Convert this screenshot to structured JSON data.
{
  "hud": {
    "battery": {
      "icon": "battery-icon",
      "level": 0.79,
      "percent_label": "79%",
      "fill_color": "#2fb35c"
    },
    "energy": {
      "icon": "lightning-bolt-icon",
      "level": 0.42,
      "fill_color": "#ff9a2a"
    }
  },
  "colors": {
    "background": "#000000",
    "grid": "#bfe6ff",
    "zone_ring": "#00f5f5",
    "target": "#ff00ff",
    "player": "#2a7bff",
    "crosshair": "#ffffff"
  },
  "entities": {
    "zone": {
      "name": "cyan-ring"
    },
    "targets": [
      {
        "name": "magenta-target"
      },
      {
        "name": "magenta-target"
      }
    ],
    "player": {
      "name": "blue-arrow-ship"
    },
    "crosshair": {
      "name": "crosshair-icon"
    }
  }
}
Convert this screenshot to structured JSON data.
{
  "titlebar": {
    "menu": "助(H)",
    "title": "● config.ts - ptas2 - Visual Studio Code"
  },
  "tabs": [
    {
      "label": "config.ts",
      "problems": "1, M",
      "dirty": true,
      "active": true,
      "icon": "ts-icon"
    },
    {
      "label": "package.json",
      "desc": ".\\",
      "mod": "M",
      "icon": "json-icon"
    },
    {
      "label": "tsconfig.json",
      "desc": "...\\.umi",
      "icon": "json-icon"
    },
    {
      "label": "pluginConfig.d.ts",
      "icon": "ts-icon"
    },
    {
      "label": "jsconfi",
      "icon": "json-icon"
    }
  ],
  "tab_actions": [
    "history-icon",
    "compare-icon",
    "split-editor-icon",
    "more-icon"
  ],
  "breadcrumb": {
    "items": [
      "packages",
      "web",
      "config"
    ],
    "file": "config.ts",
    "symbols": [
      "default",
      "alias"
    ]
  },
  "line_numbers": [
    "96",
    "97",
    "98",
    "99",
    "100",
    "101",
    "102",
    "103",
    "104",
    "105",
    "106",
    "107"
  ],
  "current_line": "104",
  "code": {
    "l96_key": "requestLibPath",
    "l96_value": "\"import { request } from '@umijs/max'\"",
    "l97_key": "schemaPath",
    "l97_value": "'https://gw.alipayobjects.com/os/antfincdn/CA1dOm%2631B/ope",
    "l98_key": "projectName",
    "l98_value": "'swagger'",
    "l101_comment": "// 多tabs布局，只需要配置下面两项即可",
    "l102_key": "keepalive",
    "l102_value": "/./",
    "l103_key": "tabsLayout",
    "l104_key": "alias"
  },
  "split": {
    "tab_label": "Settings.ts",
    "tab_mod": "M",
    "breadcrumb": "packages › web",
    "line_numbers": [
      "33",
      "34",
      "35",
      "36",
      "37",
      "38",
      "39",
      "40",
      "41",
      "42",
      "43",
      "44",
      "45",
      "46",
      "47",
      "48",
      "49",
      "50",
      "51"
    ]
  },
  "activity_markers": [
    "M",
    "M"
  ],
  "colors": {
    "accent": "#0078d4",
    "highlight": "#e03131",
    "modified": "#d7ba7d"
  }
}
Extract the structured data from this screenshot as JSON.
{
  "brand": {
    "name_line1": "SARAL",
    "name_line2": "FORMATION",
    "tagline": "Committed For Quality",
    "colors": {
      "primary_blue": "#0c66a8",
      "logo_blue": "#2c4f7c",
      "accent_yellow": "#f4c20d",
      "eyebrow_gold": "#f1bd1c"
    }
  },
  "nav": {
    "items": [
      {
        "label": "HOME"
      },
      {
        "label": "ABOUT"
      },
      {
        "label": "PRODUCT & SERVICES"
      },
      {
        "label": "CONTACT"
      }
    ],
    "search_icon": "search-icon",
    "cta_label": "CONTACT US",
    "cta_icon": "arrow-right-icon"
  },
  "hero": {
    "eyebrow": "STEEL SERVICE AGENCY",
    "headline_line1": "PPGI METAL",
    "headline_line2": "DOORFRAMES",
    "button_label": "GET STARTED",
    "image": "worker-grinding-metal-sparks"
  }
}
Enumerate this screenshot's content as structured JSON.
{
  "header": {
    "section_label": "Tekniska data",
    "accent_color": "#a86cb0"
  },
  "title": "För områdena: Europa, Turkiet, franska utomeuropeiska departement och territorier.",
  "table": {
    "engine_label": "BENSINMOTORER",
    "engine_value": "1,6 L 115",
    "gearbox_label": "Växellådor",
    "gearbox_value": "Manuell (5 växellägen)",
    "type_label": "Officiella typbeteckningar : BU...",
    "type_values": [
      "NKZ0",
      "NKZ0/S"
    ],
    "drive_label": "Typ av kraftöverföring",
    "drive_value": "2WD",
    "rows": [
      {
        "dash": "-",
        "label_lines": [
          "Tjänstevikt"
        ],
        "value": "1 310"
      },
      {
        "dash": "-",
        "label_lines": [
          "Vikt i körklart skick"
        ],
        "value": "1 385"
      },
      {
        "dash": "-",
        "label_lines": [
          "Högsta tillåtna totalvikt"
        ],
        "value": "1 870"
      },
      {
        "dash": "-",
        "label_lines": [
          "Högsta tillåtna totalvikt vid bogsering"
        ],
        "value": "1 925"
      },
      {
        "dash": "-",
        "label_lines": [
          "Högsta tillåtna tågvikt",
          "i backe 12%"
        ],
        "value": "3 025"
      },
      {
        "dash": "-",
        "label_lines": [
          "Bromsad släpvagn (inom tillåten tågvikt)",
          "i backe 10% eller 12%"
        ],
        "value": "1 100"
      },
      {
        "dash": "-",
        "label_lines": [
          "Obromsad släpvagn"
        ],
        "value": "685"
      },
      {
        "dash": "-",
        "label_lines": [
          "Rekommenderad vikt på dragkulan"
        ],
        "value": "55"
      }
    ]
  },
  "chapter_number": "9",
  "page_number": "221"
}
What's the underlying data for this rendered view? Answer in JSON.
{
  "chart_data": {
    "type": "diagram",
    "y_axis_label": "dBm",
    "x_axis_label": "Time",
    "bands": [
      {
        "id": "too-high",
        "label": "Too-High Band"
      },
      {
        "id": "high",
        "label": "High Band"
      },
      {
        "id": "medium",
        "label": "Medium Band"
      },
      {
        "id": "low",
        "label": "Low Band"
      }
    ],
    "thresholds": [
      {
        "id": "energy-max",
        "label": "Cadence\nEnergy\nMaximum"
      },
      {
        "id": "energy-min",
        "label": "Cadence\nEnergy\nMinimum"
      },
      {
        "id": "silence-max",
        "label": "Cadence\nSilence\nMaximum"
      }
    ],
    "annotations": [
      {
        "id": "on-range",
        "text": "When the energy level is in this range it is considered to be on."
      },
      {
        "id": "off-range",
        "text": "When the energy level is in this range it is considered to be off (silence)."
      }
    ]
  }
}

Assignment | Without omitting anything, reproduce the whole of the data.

Answer for this exercise |
Convert this screenshot to structured JSON data.
{
  "hud": {
    "battery": {
      "icon": "battery-icon",
      "level": 0.79,
      "percent_label": "79%",
      "fill_color": "#2fb35c"
    },
    "energy": {
      "icon": "lightning-bolt-icon",
      "level": 0.42,
      "fill_color": "#ff9a2a"
    }
  },
  "colors": {
    "background": "#000000",
    "grid": "#bfe6ff",
    "zone_ring": "#00f5f5",
    "target": "#ff00ff",
    "player": "#2a7bff",
    "crosshair": "#ffffff"
  },
  "entities": {
    "zone": {
      "name": "cyan-ring"
    },
    "targets": [
      {
        "name": "magenta-target"
      },
      {
        "name": "magenta-target"
      }
    ],
    "player": {
      "name": "blue-arrow-ship"
    },
    "crosshair": {
      "name": "crosshair-icon"
    }
  }
}
Convert this screenshot to structured JSON data.
{
  "titlebar": {
    "menu": "助(H)",
    "title": "● config.ts - ptas2 - Visual Studio Code"
  },
  "tabs": [
    {
      "label": "config.ts",
      "problems": "1, M",
      "dirty": true,
      "active": true,
      "icon": "ts-icon"
    },
    {
      "label": "package.json",
      "desc": ".\\",
      "mod": "M",
      "icon": "json-icon"
    },
    {
      "label": "tsconfig.json",
      "desc": "...\\.umi",
      "icon": "json-icon"
    },
    {
      "label": "pluginConfig.d.ts",
      "icon": "ts-icon"
    },
    {
      "label": "jsconfi",
      "icon": "json-icon"
    }
  ],
  "tab_actions": [
    "history-icon",
    "compare-icon",
    "split-editor-icon",
    "more-icon"
  ],
  "breadcrumb": {
    "items": [
      "packages",
      "web",
      "config"
    ],
    "file": "config.ts",
    "symbols": [
      "default",
      "alias"
    ]
  },
  "line_numbers": [
    "96",
    "97",
    "98",
    "99",
    "100",
    "101",
    "102",
    "103",
    "104",
    "105",
    "106",
    "107"
  ],
  "current_line": "104",
  "code": {
    "l96_key": "requestLibPath",
    "l96_value": "\"import { request } from '@umijs/max'\"",
    "l97_key": "schemaPath",
    "l97_value": "'https://gw.alipayobjects.com/os/antfincdn/CA1dOm%2631B/ope",
    "l98_key": "projectName",
    "l98_value": "'swagger'",
    "l101_comment": "// 多tabs布局，只需要配置下面两项即可",
    "l102_key": "keepalive",
    "l102_value": "/./",
    "l103_key": "tabsLayout",
    "l104_key": "alias"
  },
  "split": {
    "tab_label": "Settings.ts",
    "tab_mod": "M",
    "breadcrumb": "packages › web",
    "line_numbers": [
      "33",
      "34",
      "35",
      "36",
      "37",
      "38",
      "39",
      "40",
      "41",
      "42",
      "43",
      "44",
      "45",
      "46",
      "47",
      "48",
      "49",
      "50",
      "51"
    ]
  },
  "activity_markers": [
    "M",
    "M"
  ],
  "colors": {
    "accent": "#0078d4",
    "highlight": "#e03131",
    "modified": "#d7ba7d"
  }
}
Extract the structured data from this screenshot as JSON.
{
  "brand": {
    "name_line1": "SARAL",
    "name_line2": "FORMATION",
    "tagline": "Committed For Quality",
    "colors": {
      "primary_blue": "#0c66a8",
      "logo_blue": "#2c4f7c",
      "accent_yellow": "#f4c20d",
      "eyebrow_gold": "#f1bd1c"
    }
  },
  "nav": {
    "items": [
      {
        "label": "HOME"
      },
      {
        "label": "ABOUT"
      },
      {
        "label": "PRODUCT & SERVICES"
      },
      {
        "label": "CONTACT"
      }
    ],
    "search_icon": "search-icon",
    "cta_label": "CONTACT US",
    "cta_icon": "arrow-right-icon"
  },
  "hero": {
    "eyebrow": "STEEL SERVICE AGENCY",
    "headline_line1": "PPGI METAL",
    "headline_line2": "DOORFRAMES",
    "button_label": "GET STARTED",
    "image": "worker-grinding-metal-sparks"
  }
}
Enumerate this screenshot's content as structured JSON.
{
  "header": {
    "section_label": "Tekniska data",
    "accent_color": "#a86cb0"
  },
  "title": "För områdena: Europa, Turkiet, franska utomeuropeiska departement och territorier.",
  "table": {
    "engine_label": "BENSINMOTORER",
    "engine_value": "1,6 L 115",
    "gearbox_label": "Växellådor",
    "gearbox_value": "Manuell (5 växellägen)",
    "type_label": "Officiella typbeteckningar : BU...",
    "type_values": [
      "NKZ0",
      "NKZ0/S"
    ],
    "drive_label": "Typ av kraftöverföring",
    "drive_value": "2WD",
    "rows": [
      {
        "dash": "-",
        "label_lines": [
          "Tjänstevikt"
        ],
        "value": "1 310"
      },
      {
        "dash": "-",
        "label_lines": [
          "Vikt i körklart skick"
        ],
        "value": "1 385"
      },
      {
        "dash": "-",
        "label_lines": [
          "Högsta tillåtna totalvikt"
        ],
        "value": "1 870"
      },
      {
        "dash": "-",
        "label_lines": [
          "Högsta tillåtna totalvikt vid bogsering"
        ],
        "value": "1 925"
      },
      {
        "dash": "-",
        "label_lines": [
          "Högsta tillåtna tågvikt",
          "i backe 12%"
        ],
        "value": "3 025"
      },
      {
        "dash": "-",
        "label_lines": [
          "Bromsad släpvagn (inom tillåten tågvikt)",
          "i backe 10% eller 12%"
        ],
        "value": "1 100"
      },
      {
        "dash": "-",
        "label_lines": [
          "Obromsad släpvagn"
        ],
        "value": "685"
      },
      {
        "dash": "-",
        "label_lines": [
          "Rekommenderad vikt på dragkulan"
        ],
        "value": "55"
      }
    ]
  },
  "chapter_number": "9",
  "page_number": "221"
}
What's the underlying data for this rendered view? Answer in JSON.
{
  "chart_data": {
    "type": "diagram",
    "y_axis_label": "dBm",
    "x_axis_label": "Time",
    "bands": [
      {
        "id": "too-high",
        "label": "Too-High Band"
      },
      {
        "id": "high",
        "label": "High Band"
      },
      {
        "id": "medium",
        "label": "Medium Band"
      },
      {
        "id": "low",
        "label": "Low Band"
      }
    ],
    "thresholds": [
      {
        "id": "energy-max",
        "label": "Cadence\nEnergy\nMaximum"
      },
      {
        "id": "energy-min",
        "label": "Cadence\nEnergy\nMinimum"
      },
      {
        "id": "silence-max",
        "label": "Cadence\nSilence\nMaximum"
      }
    ],
    "annotations": [
      {
        "id": "on-range",
        "text": "When the energy level is in this range it is considered to be on."
      },
      {
        "id": "off-range",
        "text": "When the energy level is in this range it is considered to be off (silence)."
      }
    ]
  }
}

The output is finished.